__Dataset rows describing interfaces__
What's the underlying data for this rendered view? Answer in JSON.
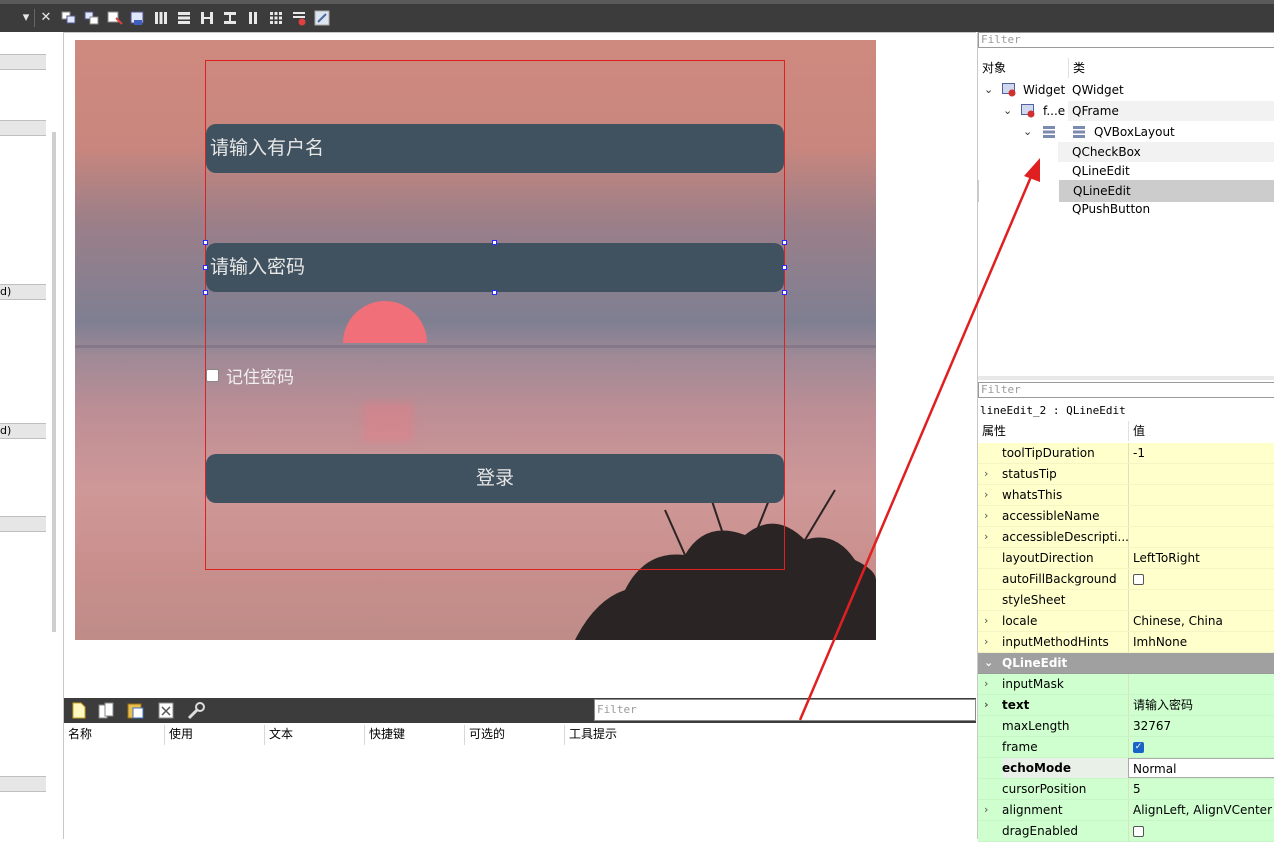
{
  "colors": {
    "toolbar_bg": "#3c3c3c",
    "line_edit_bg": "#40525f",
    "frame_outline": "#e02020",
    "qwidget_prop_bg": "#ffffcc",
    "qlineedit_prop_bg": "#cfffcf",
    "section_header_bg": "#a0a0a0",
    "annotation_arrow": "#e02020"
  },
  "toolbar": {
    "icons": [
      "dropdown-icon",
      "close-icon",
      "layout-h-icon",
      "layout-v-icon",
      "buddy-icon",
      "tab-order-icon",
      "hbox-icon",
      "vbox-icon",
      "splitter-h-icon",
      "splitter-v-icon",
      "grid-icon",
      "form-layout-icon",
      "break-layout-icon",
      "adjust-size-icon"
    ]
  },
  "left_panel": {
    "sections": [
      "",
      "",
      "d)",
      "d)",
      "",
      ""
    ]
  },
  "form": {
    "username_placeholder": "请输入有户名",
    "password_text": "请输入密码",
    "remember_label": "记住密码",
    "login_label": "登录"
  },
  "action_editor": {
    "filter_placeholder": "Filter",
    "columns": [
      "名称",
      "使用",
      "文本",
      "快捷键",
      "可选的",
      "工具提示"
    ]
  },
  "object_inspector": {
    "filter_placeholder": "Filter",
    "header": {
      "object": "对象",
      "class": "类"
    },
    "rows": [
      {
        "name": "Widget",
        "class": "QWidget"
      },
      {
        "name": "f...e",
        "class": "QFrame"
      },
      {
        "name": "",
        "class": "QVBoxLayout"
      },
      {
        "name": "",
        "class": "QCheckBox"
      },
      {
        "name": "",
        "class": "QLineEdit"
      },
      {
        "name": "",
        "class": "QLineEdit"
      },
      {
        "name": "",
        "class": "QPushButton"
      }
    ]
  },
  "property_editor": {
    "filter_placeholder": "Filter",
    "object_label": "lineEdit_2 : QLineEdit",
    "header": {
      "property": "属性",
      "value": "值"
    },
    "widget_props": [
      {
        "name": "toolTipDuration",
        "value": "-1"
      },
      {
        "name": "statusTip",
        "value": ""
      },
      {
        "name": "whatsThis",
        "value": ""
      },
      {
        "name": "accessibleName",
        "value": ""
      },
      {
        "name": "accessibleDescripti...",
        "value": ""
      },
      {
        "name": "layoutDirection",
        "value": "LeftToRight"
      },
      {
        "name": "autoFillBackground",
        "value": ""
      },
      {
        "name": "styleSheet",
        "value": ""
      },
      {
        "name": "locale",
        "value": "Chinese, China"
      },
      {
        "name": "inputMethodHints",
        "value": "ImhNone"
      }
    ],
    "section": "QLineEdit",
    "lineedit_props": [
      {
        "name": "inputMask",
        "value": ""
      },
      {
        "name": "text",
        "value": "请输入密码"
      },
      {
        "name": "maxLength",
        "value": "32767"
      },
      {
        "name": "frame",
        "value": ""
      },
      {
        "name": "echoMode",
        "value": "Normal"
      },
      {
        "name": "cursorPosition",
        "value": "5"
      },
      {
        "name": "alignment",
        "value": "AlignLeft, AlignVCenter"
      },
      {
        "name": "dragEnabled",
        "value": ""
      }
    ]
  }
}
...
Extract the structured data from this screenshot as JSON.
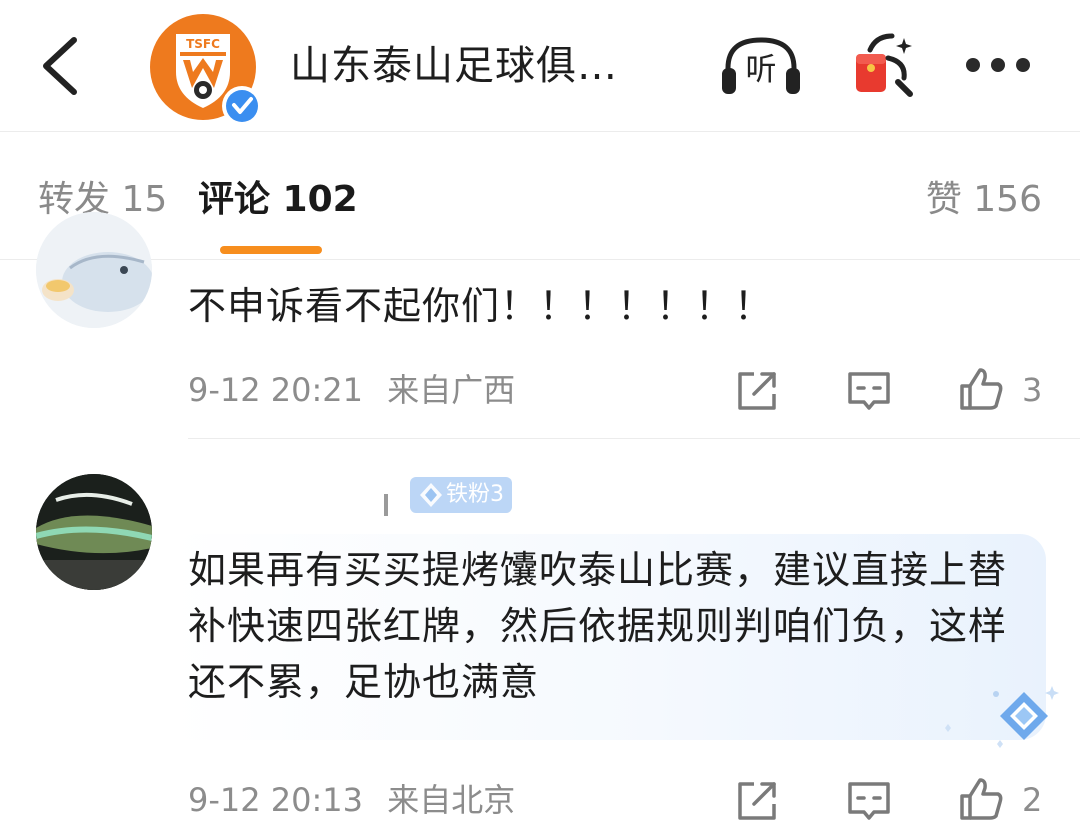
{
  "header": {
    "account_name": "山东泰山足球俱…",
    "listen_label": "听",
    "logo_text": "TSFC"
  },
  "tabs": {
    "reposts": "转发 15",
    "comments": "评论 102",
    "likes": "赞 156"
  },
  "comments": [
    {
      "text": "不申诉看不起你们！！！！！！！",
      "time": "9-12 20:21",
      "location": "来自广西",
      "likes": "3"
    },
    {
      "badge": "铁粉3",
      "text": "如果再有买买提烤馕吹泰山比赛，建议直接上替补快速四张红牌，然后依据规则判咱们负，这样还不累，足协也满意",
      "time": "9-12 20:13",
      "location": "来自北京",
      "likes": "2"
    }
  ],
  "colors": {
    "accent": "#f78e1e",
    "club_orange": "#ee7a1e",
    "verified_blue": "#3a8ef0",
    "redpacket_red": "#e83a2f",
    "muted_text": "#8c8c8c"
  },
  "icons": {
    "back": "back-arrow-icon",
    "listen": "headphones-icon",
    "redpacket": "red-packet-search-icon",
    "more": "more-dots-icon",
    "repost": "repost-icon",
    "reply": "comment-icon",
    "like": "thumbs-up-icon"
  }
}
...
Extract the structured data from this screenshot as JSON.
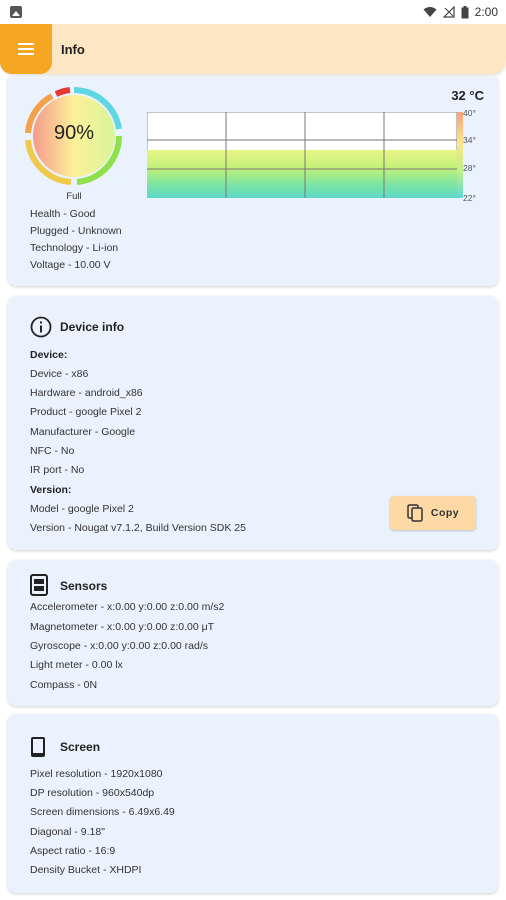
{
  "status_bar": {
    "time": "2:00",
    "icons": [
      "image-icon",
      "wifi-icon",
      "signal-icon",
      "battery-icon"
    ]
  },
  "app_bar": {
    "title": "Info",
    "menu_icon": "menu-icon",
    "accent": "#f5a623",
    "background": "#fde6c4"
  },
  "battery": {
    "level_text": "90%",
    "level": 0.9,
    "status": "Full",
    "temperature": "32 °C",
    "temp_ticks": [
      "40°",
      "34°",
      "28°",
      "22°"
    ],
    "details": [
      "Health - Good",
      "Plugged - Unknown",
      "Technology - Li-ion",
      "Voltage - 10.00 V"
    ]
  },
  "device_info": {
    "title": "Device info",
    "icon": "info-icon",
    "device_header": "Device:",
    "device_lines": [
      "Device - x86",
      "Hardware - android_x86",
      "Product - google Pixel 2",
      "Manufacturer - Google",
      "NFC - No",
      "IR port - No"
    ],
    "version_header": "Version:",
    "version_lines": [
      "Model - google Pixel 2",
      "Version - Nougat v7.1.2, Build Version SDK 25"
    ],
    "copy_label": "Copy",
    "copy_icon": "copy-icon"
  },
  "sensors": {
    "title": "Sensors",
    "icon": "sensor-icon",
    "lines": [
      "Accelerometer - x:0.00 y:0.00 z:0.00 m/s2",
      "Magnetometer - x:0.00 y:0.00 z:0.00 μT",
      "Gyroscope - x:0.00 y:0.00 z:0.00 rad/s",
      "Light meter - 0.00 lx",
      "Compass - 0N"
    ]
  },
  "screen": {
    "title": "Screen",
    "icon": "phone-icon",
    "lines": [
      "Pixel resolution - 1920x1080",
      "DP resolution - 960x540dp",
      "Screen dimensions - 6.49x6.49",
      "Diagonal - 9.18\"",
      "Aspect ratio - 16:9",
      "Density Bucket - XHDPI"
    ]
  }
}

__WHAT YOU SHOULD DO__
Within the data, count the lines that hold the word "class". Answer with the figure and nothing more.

__RESULT FOR THIS TASK__
8